Koman said that the state must do much more to protect these children and help them develop their physical, social and emotional skills.

“Although these children are allowed to be with their mothers, their real needs are being ignored,” she said. “The treatment these children receive from the state is incredibly unjust.”

Zeynep Bakır is a former prisoner who was also charged with “membership of a terrorist organisation” and for writing opinion articles for a local newspaper.

Immediately after her arrest in May 2013, she was sent to prison in Samsun, a coastal city on the Black Sea. Her son Poyraz Ali, was then two years old and she decided to take him with her.

Bakır, who calls herself a political prisoner, was released in January 2018 after serving most of her six-year sentence. She is now trying to live a normal life with her son and husband in Trabzon, a coastal town in the Black Sea region. There, they run a small handicraft shop and sell jewellery and ornaments to tourists.

Bakir recalled that Poyraz Ali began showing signs of distress soon after they both entered prison in 2013.

“He began to behave strangely. His reactions to everybody and every situation were extreme,” Bakir recalled. The boy’s father took him to a doctor outside the prison, who diagnosed him with atypical autism.

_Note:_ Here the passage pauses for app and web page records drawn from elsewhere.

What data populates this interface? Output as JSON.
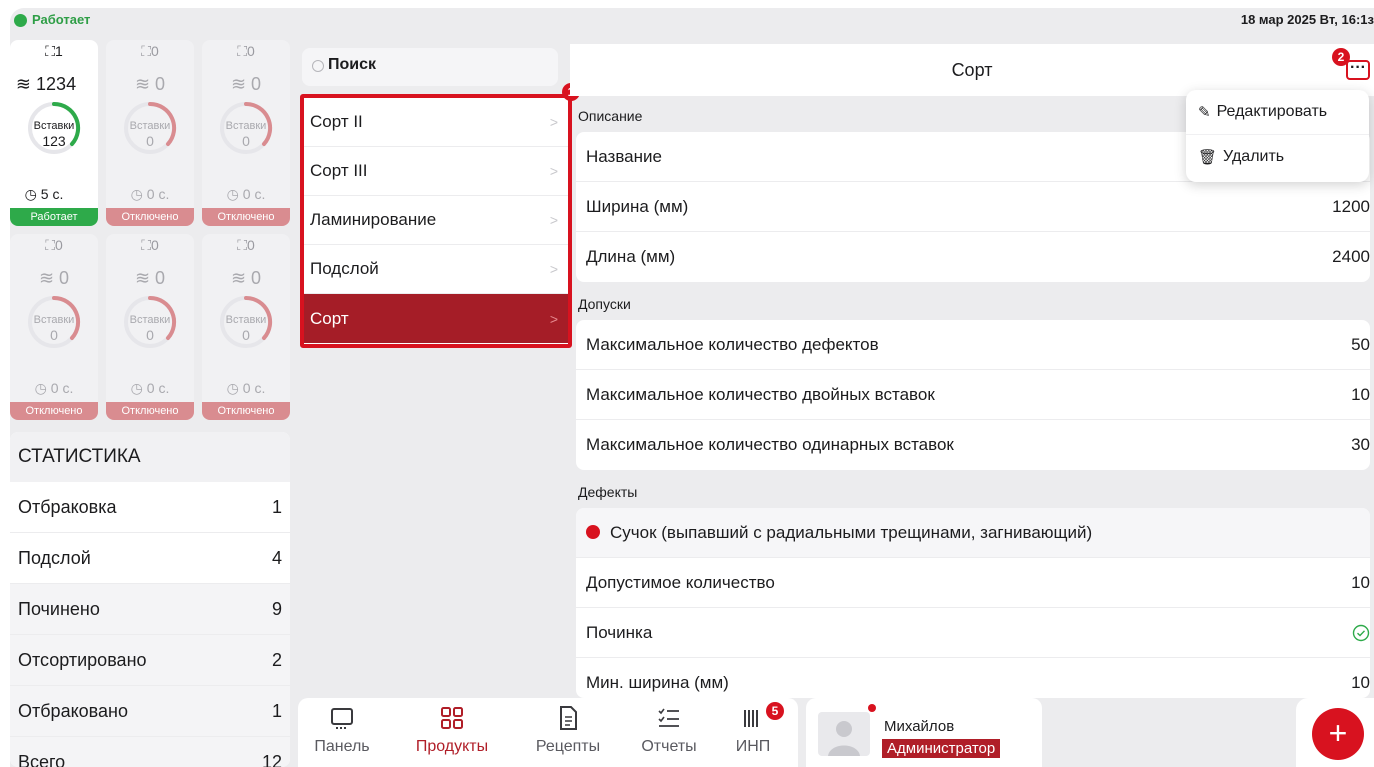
{
  "status": {
    "label": "Работает",
    "datetime": "18 мар 2025 Вт, 16:1з"
  },
  "machines": [
    {
      "counter": "1",
      "layers": "1234",
      "gauge_label": "Вставки",
      "gauge_value": "123",
      "timer": "5 с.",
      "state": "Работает",
      "active": true
    },
    {
      "counter": "0",
      "layers": "0",
      "gauge_label": "Вставки",
      "gauge_value": "0",
      "timer": "0 с.",
      "state": "Отключено",
      "active": false
    },
    {
      "counter": "0",
      "layers": "0",
      "gauge_label": "Вставки",
      "gauge_value": "0",
      "timer": "0 с.",
      "state": "Отключено",
      "active": false
    },
    {
      "counter": "0",
      "layers": "0",
      "gauge_label": "Вставки",
      "gauge_value": "0",
      "timer": "0 с.",
      "state": "Отключено",
      "active": false
    },
    {
      "counter": "0",
      "layers": "0",
      "gauge_label": "Вставки",
      "gauge_value": "0",
      "timer": "0 с.",
      "state": "Отключено",
      "active": false
    },
    {
      "counter": "0",
      "layers": "0",
      "gauge_label": "Вставки",
      "gauge_value": "0",
      "timer": "0 с.",
      "state": "Отключено",
      "active": false
    }
  ],
  "stats": {
    "title": "СТАТИСТИКА",
    "rows": [
      {
        "label": "Отбраковка",
        "value": "1"
      },
      {
        "label": "Подслой",
        "value": "4"
      },
      {
        "label": "Починено",
        "value": "9"
      },
      {
        "label": "Отсортировано",
        "value": "2"
      },
      {
        "label": "Отбраковано",
        "value": "1"
      },
      {
        "label": "Всего",
        "value": "12"
      }
    ]
  },
  "search": {
    "placeholder": "Поиск"
  },
  "products": {
    "badge": "1",
    "items": [
      "Сорт II",
      "Сорт III",
      "Ламинирование",
      "Подслой",
      "Сорт"
    ],
    "selected_index": 4
  },
  "detail": {
    "title": "Сорт",
    "menu_badge": "2",
    "menu_button": "···",
    "menu": {
      "edit": "Редактировать",
      "delete": "Удалить"
    },
    "description_label": "Описание",
    "description": [
      {
        "label": "Название",
        "value": ""
      },
      {
        "label": "Ширина (мм)",
        "value": "1200"
      },
      {
        "label": "Длина (мм)",
        "value": "2400"
      }
    ],
    "tolerances_label": "Допуски",
    "tolerances": [
      {
        "label": "Максимальное количество дефектов",
        "value": "50"
      },
      {
        "label": "Максимальное количество двойных вставок",
        "value": "10"
      },
      {
        "label": "Максимальное количество одинарных вставок",
        "value": "30"
      }
    ],
    "defects_label": "Дефекты",
    "defect_name": "Сучок (выпавший с радиальными трещинами, загнивающий)",
    "defect_rows": [
      {
        "label": "Допустимое количество",
        "value": "10"
      },
      {
        "label": "Починка",
        "value": ""
      },
      {
        "label": "Мин. ширина (мм)",
        "value": "10"
      }
    ]
  },
  "nav": {
    "tabs": [
      {
        "label": "Панель",
        "icon": "monitor-icon"
      },
      {
        "label": "Продукты",
        "icon": "grid-icon"
      },
      {
        "label": "Рецепты",
        "icon": "document-icon"
      },
      {
        "label": "Отчеты",
        "icon": "checklist-icon"
      },
      {
        "label": "ИНП",
        "icon": "barcode-icon"
      }
    ],
    "active_index": 1,
    "inp_badge": "5"
  },
  "user": {
    "name": "Михайлов",
    "role": "Администратор"
  },
  "fab": {
    "label": "+"
  },
  "colors": {
    "accent": "#d8121f",
    "selected": "#a51d27",
    "ok": "#2eaa4a",
    "off": "#d98c90"
  }
}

The specialist treatment he needed was not available at the detention facility, so the prison allowed him to access regular hospital therapy.  However, his mother was not allowed to accompany him, and Bakır said that it was very hard to be separated from her son while he underwent treatment. As a result, she asked to be transferred to Istanbul’s Bakirkoy prison, a request that was granted four months later in September 2013.

There, the prison administration allowed Bakir to accompany her son on his regular visits to the hospital, but the situation was far from perfect. Bakir said there was a lack of food and other resources, as well as none of the special visual and auditory material Poyraz Ali needed to stimulate his mental development.

“There was also a limit to a number of regular children’s books that were allowed in prison; it was far from sufficient,” Bakir recalled.

She and other mothers repeatedly pleaded with the prison authorities and the ministry of justice to set up a nursery inside the prison, but it took two years for the request to be granted.

At one point, female detainees at Bakirkoy started a protest over the restrictions on the number of children’s books allowed in prison. This coincided with the failed coup attempt of July 2016 and shortly afterwards Bakır, one of the organisers of the protest, was told she would be transferred to Silivri prison.

This facility, in north-western outskirts of İstanbul, is where most “prominent terror suspects”, as the state calls them, are held and where most suspects in the coup attempt were also sent.

Since Silivri is a male prison with no facilities for female detainees, Bakır decided to give Poyraz Ali to his father and go to Silivri alone.

She said she did not regret her decision because the conditions in Silivri were appalling.

“There were a lot of security problems and female prisoners were exposed to sexual harassment,” she said. “During the ward searches, we were all tied up with plastic handcuffs and laid on the floor. There were few female guards, so male guards were also assigned to do body searches.”

Bakir said that, with at least three inmates in each cell, it would have been impossible for her to have her son with her.

After not being able to see him for four months, Bakir went on hunger strike.

Five days later she was transferred to Gebze prison in Kocaeli where she was reunited with Poyraz Ali.

Since their release from prison, Poyraz Ali has continued to receive special education, but it is hard to tell whether the time he spent with his mother in detention will leave permanent scars on his psyche.

Government officials did not respond to requests for comment on the issue of children in prison.